Tips to avoid motion sickness

  • Overworking, lack of sleep or even overeating are some of the causes of motion sickness.
  • Take a light meal before a long journey.
  • Choose a seat in the vehicle where vibration and roll is least.
  • On a passenger ship for example, take the center of the vessel.
  • When you look out view from the window, always look as far as possible.
  • Occasionally open the windows to let in fresh air and let stale air out.
  • Choose an anti-motion sickness medication or supplement that has a timed-release effect (take one or two hours before travelling) so you can take them according to your journey time.
  • Drugs with meclizine hydrochloride helps on long-distance bus and plane journeys, while dimenhydrinate are good for short journeys. Both are effective when taken 30 minutes to 1 hour before travel.
  • The best way to overcome motion sickness is to alight from the vehicle if possible.
  • If getting off a vehicle is not possible, then move to an area where there’s better ventilation and less motion.
  • You can also try loosening clothing articles like the tie or belt and sit as comfortable as you can.
  • Recline on your seat in the direction of travel, and try to fall asleep if you can.
  • If a child is dizzy, giving him a sense of security is important. Lay the child in a comfortable position facing the direction of travel.

Headaches

There are over 200 types of headaches, and the causes range from harmless to life-threatening. The description of the headache, together with findings on neurological examination, determines the need for any further investigations and the most appropriate treatment.

Mechanism of headache

Headache is a pain sensed in the nerves and muscles of the head and neck, as well as the meninges (the membranous coverings of the brain and spinal cord). The brain itself cannot feel pain, so a headache has nothing to do with the brain hurting. It is really a pain somewhere around the brain, being picked up by nerve endings located in the head.

Type of headaches

Migraine headaches can be caused by reduced blood flow to various areas of the cerebral cortex. Symptoms of migraines include sensitivity to light and noise, nausea, vomiting and intense throbbing pain that is usually on one side of the head.

Tension headaches are caused by muscular strains in the head and neck and/or emotional stress. Tension headaches are usually dull, steady, aching pains on both sides of the head. Sometimes, tension headaches develop into throbbing pains, leading researchers to believe that they may be closely related to migraines. Eye strain (poor vision) can trigger frequent tension headaches.

Cluster headaches are headaches that occur repeatedly over a period of weeks or even months. Cluster-headache pain usually occurs on one side of the head and is centered around the eye. The causes of cluster headaches are unknown, but may be related to changes in blood flow because substances that affect blood flow, such as alcohol, can trigger cluster headaches.

Care of migraine
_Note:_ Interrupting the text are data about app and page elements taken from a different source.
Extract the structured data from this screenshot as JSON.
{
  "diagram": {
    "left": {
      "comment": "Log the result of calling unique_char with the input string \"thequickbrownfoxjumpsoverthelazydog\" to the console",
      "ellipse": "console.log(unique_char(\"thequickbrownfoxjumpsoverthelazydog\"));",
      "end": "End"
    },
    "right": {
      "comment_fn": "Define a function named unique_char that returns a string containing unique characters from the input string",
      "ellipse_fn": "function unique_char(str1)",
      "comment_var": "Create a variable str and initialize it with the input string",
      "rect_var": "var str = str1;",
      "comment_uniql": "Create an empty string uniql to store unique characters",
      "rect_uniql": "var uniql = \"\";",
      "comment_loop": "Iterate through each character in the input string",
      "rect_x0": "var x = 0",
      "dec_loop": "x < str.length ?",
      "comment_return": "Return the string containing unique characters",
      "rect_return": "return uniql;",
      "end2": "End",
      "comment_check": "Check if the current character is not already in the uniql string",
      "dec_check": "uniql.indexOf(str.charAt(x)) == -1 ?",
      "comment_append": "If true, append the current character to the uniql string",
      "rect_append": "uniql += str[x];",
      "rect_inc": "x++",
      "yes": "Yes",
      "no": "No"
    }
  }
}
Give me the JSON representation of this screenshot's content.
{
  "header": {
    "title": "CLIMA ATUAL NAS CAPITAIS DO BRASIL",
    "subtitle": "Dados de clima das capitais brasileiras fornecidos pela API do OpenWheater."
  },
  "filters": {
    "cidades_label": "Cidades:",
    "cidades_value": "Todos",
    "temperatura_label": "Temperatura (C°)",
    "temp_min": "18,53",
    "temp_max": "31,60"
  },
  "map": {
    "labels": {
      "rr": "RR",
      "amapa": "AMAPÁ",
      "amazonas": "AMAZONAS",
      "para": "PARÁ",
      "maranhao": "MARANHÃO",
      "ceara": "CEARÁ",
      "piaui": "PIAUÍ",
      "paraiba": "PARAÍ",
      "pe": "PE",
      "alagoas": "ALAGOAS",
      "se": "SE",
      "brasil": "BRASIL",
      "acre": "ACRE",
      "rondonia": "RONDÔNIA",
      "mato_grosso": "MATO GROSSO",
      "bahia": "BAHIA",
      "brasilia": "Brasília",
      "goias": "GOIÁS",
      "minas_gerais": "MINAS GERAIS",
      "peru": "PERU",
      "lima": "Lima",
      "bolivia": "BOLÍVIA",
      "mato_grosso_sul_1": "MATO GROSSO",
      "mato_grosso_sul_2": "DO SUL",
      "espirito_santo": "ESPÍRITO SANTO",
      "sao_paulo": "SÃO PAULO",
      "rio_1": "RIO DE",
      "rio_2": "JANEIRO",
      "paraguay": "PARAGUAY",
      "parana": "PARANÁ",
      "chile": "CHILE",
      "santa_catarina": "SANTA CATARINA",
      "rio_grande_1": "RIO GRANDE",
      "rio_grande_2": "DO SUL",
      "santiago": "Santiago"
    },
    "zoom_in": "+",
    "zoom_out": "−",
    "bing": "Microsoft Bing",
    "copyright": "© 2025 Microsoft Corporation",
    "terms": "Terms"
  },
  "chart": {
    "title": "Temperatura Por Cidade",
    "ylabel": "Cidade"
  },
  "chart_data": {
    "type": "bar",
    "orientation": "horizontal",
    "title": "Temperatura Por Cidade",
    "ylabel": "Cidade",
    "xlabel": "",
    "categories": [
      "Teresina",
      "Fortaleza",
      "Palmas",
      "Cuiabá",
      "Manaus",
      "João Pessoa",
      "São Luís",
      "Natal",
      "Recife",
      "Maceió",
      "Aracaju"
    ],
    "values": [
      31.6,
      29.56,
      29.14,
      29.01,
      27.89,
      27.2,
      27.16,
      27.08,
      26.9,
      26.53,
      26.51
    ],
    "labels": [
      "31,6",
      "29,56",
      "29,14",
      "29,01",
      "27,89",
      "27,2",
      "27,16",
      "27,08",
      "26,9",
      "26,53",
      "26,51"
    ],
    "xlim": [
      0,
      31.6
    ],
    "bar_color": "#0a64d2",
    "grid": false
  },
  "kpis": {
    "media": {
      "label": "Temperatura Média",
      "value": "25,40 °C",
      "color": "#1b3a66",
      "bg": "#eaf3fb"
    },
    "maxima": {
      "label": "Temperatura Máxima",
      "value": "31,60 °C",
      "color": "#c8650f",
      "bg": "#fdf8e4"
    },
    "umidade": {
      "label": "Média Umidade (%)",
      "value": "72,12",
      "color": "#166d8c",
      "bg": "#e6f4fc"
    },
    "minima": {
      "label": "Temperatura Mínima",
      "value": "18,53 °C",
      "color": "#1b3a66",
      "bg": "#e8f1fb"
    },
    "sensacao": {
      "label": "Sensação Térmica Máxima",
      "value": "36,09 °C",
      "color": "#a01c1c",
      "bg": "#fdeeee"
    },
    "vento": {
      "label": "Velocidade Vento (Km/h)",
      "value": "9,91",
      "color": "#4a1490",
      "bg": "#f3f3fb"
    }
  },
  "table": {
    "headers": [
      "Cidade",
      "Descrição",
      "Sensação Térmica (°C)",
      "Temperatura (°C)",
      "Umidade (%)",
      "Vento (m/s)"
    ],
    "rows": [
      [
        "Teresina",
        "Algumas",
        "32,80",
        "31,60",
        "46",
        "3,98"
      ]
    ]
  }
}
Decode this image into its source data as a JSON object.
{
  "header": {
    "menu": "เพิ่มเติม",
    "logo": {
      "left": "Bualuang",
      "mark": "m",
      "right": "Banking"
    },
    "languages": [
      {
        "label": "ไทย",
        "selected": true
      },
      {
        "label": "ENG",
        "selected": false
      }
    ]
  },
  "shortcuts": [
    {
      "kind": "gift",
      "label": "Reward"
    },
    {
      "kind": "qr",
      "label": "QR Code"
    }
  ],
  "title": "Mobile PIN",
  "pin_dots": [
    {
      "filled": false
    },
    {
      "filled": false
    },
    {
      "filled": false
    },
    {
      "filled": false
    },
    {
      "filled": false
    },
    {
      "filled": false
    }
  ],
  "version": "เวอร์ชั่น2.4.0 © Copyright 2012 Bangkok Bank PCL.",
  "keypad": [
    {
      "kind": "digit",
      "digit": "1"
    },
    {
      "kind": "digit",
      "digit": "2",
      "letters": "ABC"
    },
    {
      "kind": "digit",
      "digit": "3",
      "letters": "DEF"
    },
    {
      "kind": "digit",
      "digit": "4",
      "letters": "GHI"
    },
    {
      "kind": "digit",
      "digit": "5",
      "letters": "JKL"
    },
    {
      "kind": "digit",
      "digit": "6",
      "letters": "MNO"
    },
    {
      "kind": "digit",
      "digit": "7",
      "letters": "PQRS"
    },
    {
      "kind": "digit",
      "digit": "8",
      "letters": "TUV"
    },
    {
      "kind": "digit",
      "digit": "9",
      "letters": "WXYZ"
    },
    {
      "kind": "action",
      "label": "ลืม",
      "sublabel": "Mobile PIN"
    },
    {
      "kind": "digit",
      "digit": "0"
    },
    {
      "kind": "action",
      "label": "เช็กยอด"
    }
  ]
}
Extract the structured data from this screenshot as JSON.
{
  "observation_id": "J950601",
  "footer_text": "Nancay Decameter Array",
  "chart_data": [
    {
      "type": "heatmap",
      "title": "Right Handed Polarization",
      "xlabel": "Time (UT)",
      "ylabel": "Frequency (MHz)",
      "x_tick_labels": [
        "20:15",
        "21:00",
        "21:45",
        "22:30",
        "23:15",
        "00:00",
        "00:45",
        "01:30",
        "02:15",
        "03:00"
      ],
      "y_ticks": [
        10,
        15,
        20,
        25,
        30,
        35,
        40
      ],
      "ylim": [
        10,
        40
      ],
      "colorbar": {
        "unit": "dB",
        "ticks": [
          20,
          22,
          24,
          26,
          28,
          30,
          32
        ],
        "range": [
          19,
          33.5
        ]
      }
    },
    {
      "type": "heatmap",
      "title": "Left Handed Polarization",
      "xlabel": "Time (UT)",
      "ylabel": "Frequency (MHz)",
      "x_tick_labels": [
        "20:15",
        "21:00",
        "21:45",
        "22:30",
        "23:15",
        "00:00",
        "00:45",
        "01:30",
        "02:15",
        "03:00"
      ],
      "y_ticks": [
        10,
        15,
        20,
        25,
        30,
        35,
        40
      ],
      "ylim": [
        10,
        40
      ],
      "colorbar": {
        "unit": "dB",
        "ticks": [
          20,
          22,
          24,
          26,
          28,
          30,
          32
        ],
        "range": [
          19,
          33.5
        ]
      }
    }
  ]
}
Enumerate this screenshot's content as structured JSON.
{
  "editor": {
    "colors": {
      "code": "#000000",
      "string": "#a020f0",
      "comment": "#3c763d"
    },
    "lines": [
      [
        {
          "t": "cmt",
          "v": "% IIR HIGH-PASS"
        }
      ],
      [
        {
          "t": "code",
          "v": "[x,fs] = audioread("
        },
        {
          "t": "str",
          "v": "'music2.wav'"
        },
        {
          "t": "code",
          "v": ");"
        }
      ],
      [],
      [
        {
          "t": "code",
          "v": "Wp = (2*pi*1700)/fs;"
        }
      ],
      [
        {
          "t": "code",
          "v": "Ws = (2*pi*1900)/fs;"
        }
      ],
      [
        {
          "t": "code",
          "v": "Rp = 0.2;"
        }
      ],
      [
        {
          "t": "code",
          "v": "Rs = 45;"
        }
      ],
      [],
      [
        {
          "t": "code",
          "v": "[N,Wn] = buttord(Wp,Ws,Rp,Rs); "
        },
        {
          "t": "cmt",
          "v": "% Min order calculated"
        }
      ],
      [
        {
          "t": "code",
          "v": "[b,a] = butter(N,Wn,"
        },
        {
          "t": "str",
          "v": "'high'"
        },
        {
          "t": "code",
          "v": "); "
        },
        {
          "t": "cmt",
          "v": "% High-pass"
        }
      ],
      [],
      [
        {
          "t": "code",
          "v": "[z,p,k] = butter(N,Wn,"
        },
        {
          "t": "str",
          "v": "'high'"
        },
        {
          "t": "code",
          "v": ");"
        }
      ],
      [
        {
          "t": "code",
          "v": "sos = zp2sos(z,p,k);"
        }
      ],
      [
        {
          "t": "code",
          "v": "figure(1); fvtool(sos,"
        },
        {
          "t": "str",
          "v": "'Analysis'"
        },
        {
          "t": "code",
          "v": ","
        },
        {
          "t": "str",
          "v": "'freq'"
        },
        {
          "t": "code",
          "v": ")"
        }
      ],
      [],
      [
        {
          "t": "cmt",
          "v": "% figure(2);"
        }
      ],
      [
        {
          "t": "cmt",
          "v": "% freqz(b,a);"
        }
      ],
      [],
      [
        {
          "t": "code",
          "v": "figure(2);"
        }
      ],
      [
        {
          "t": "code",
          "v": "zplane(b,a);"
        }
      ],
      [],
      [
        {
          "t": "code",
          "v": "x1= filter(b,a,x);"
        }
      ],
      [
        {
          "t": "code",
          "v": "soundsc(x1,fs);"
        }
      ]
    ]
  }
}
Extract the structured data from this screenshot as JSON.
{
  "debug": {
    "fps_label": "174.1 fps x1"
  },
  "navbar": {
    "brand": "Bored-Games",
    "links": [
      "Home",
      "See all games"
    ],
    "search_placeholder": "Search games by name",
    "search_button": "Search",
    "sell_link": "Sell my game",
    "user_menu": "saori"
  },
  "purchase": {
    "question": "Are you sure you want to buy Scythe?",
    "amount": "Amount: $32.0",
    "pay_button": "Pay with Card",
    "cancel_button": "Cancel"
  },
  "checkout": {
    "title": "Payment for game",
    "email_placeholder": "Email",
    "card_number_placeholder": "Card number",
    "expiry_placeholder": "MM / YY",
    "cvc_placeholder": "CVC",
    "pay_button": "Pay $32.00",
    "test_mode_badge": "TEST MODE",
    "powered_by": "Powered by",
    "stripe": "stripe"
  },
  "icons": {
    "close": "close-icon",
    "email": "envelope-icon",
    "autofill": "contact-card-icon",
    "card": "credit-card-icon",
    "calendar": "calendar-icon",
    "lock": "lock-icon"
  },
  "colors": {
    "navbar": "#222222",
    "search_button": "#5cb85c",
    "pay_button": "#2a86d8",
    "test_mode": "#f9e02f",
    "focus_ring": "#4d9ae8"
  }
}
Migraine treatment is aimed at relieving symptoms and preventing additional attacks. If you know what triggers your migraines, avoiding those triggers will help prevent headaches. Treatment may include over-the-counter medications, prescription medication, rest in a quiet, dark room, hot or cold compresses to your head or neck, massage and small amounts of caffeine.

Managing stress and rest

Stress is linked to a number of medical conditions, including headaches and migraines. Once they get going, headaches can generate more stress, which will make the pain worse. The more stressed you’re under, the more rest you need.

Fatigue

Fatigue, also referred to as tiredness, exhaustion and lethargy describe a physical and/or mental state of being tired and weak. Although physical fatigue and mental fatigue are different, the two often exist together – if a person is physically exhausted for long enough, they will also be mentally tired.

Mechanism of fatigue

Physical fatigue is the transient inability of a muscle to maintain optimal physical performance, and is made more severe by intense physical exercise. Mental fatigue is a transient decrease in maximal cognitive performance resulting from prolonged periods of cognitive activity. It can manifest as lethargy or directed attention fatigue.

Medically, fatigue is a non-specific symptom, which means that it has many possible causes. Fatigue is considered a symptom because it is a subjective feeling reported by the patient, rather than an objective one that can be observed by others.

Symptoms of fatigue

    The main symptom of fatigue is exhaustion (severe fatigue) after a physical or mental activity. The patient does not feel refreshed after resting or sleeping. Severe fatigue may undermine the person’s ability to carry out their usual activities. Fatigue signs and symptoms may be of a physical, mental or emotional nature. Below is a list of some more possible signs and symptoms:

  • Headache
  • Impaired judgment
  • Indecisiveness
  • Irritability
  • Loss of appetite
  • Chronic (long-term) tiredness

Caring of fatigue

Sleep

  • Try to go to bed and wake up at the same time each day.
  • Set your bedroom’s temperature at a comfortable level. It must neither be too cold nor too hot.
  • Do not have your last meal of the day too close to your bedtime – not less than 90 minutes or two hours before you go
    to bed.
  • As bedtime approaches, physically and mentally slow down. Have a warm bath and listen to some soothing music.
    Clear your mind of stressful and worrying thoughts.

Eating and drinking habits

  • If you eat three regular meals each day, eat at the same time each day, and follow a well-balanced diet, your overall health will improve and so will your sleep patterns.
  • If you are underweight, add more calories to your diet, but make sure it is a healthy one.
  • If you are overweight, follow a well-balanced diet and aim for a healthy body weight.

Physical activity

Remember that fatigue-physical inactivity-fatigue vicious cycle. If you are unfit you are more likely to feel tired. Break that cycle. It is important that any physical activity drive is done properly and gradually. Regular exercisers sleep better and suffer much less from fatigue than other people.